--- MATERIAL TO PROCESS Enclosed Below ---

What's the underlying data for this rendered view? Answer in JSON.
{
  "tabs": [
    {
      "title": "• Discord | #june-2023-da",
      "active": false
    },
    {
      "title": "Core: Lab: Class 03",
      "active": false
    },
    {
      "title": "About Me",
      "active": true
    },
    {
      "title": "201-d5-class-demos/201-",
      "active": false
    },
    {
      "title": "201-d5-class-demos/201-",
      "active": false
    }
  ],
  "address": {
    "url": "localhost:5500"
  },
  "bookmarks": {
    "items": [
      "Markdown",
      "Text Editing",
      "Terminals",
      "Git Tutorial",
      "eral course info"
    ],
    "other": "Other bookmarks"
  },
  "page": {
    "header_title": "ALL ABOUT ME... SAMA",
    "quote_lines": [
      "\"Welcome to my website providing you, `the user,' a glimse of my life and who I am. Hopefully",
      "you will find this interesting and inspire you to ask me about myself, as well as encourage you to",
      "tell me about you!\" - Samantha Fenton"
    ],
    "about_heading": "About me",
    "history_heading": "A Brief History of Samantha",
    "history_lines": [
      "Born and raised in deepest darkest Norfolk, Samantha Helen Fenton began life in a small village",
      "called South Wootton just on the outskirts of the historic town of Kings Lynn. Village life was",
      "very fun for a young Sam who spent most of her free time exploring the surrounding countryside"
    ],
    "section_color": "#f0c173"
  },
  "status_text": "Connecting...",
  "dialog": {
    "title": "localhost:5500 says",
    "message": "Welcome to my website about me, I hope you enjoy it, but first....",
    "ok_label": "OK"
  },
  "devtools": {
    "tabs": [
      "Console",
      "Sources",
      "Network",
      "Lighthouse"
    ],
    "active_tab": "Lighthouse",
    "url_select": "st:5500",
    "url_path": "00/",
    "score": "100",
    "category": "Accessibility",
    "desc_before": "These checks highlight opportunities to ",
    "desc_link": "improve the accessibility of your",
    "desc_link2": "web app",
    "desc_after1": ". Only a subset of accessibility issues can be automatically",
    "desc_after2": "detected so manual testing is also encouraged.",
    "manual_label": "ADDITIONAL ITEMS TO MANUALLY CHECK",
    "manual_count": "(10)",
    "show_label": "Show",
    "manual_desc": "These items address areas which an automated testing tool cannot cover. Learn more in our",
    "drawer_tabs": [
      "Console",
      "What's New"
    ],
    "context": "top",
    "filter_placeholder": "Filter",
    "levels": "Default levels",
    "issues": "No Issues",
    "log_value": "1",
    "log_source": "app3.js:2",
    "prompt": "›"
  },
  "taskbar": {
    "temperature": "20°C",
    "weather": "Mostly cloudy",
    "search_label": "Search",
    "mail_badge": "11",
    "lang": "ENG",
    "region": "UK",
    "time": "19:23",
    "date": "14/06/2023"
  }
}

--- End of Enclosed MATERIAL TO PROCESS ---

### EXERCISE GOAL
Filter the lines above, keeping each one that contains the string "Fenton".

### EXERCISE SOLUTION
      "tell me about you!\" - Samantha Fenton"
      "Born and raised in deepest darkest Norfolk, Samantha Helen Fenton began life in a small village",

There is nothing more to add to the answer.